Released in 2003, after the relatively disappointing commercial performance of Fearless, Pain To Kill marked a change in producer for Terri, with the recruitment of Byron Gallimore, perhaps the leading commercial country producer of the day. It looks as though the label was hedging its bets with regards to the direction of the album, with Gallimore working on half the album, and old standby Keith Stegall being brought back in for the remainder of the material. Byron Gallimore applied a fairly sophisticated pop-country sound to mainly outside songs, and successfully balances Terri’s voice with a radio-friendly sheen.
Keith Stegall, meanwhile, tackled the bulk of Terri’s own songs, with a sound more in keeping with her past work. Gallimore’s tracks front load the set listing (and provided all three of the singles), with most of the Stegall tracks relegated to the second half of the set. Throughout the album, Terri’s vocals sound great and very committed to the material, and there is an overarching theme of relationship troubles and moving on which helps give a cohesive feel to the set as a whole.
The contemporary sounding lead single, ‘I Just Wanna Be Mad’, written by Kelley Lovelace and Lee Thomas Miller, made a good start with radio, peaking at #2 in 2002. It is my favorite of the single choices from this album with its convincing and mature lyric about a couple married for seven years (when “some days it feels like 21”) and squabbling over the little things, while affirming the underlying strength of their relationship:
I think I’m right
I think you’re wrong
I’ll probably give in before long
Please don’t make me smile
I just wanna be mad for a while
The woman-on-the-verge-of-leaving whose story is conveyed in ‘Three Mississippi is less successful. While well sung, it’s a rather pop-leaning song written by Hillary Lindsey, Troy Verges and Angelo, whose rather uninteresting tune and overdone production drains the emotion from the lyric. It was closer to a flop, only just making the top 30. The life-affirming ‘I Wanna Do It All’ is better, if not very memorable. It took Terri back to the upper reaches of the charts, peaking at #3.
The title track is a radio-friendly mid-tempo number written by Tom Shapiro and Steve Bogard, with a cheery approach to partying away the troubles of life. The very contemporary Matraca Berg/Randy Scruggs song ‘Working Girl’ (comparing an ordinary working woman’s life to glossy media images) was previously recorded by Loretta Lynn. It suits Terri better than it did Loretta, but is still one of my least favorite Terri Clark recordings.

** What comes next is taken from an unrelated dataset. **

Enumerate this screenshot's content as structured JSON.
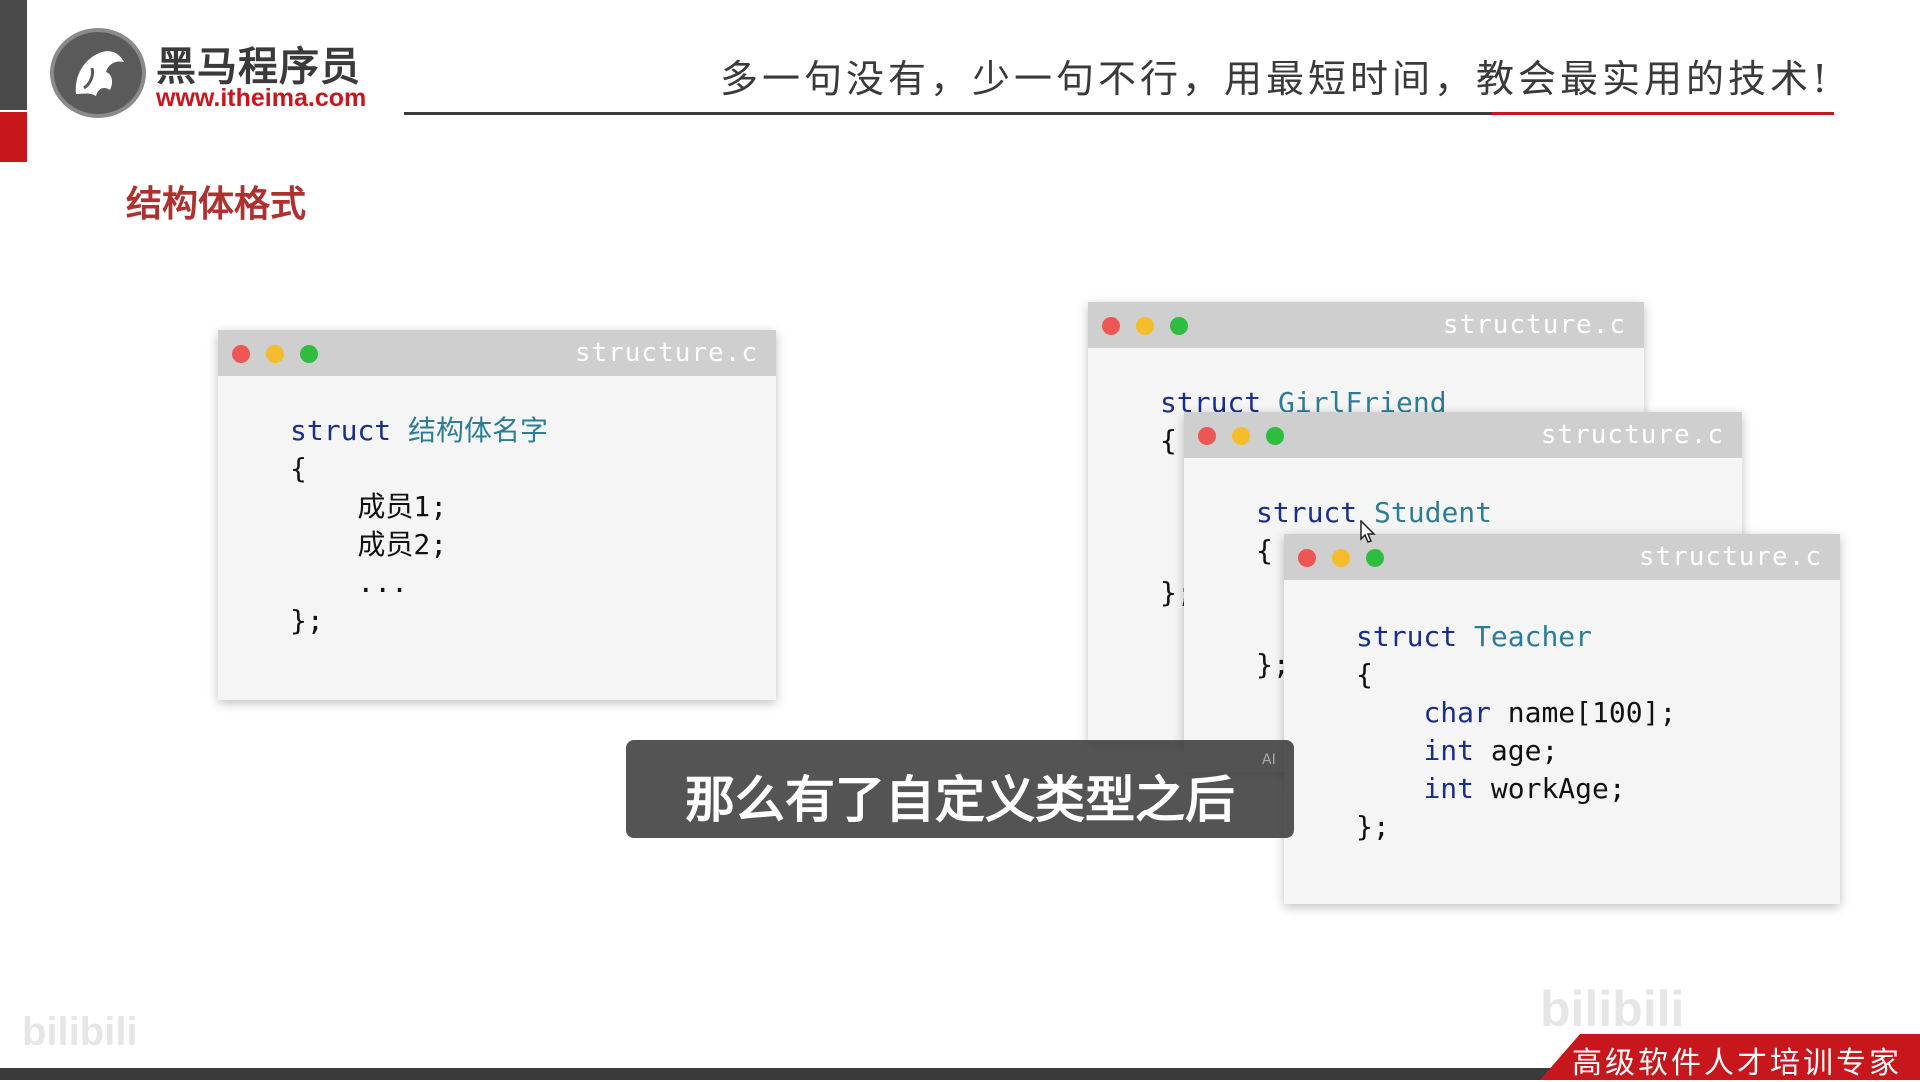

Pain To Kill saw Terri’s songwriting taking a back seat, with only a few of the songs credited to her, and those mainly relegated to the less commercial half of the record. However, the standout track is a song Terri wrote with Gary Burr, and which is Gallimore’s most effective production. In this emotionally powerful song about being unable to help ‘The One You Love’, two stories are told. The first verse conveys the sense of powerlessness of loving an alcoholic who doesn’t want to change, the second about a dying young girl in a coma with her family waiting helplessly by:
You wanna scream, you wanna cry
You want someone to tell you why
All the hope that’s in your heart is not enough
You hit your knees, you shake your fist
Its the deepest wound there is
When you can’t help the one you love
Terri obviously felt this song never got the attention it deserved, as she was to revive it on her most recent studio album, 2009’s The Long Way Home.
Other than this track, though, I generally prefer the Stegall half of the record. My second favorite is the most hard country track, the kissoff song ‘Better Than You’ (written by Terri with Rory Lee). The stoic protagonist declares to her unsatisfactory date,
It ain’t easy to see but take it from me
There’s no hell I haven’t walked through
And I won’t cross that line
Cause this heart of mine’s
Been broken by better than you
The singer-songwriter Leslie Satcher provides backing vocals on a number of tracks; on this one she is joined by Vince Gill, and this combination adds an extra flavor to the chorus.
Terri wrote the melodic ‘The First To Fall’ with Georgia Middleman and Pat Bunch. This delicate approach of the awkward first stages of falling in love is another highlight, with a very fine vocal interpretation. The album closes with the quietly philosophical ‘God And Me’, written by Terri with Carol Brown.
I quite liked ‘Almost Gone’, another leaving song with a positive feel and a bit of harmonica enlivening it, and the mellow ‘Not A Bad Thing’ (about coping with newly single life and finding it’s not that bad after all), which was later covered by Trisha Yearwood. However, I preferred the optimistic ‘I Just Called To Say Goodbye’, written by Connie Harrington and Julie Adkison, whose protagonist is seen packing up and leaving the man she doesnt really love, because
We just can’t keep using each other as a safety net
This is a pretty good album in a broadly contemporary vein, with some good songs, and excellent vocals throughout, and I like it better than Fearless. However, despite a couple of substantial hit singles, it continued Terri’s commercial decline, and was her first album to fail to reach gold status.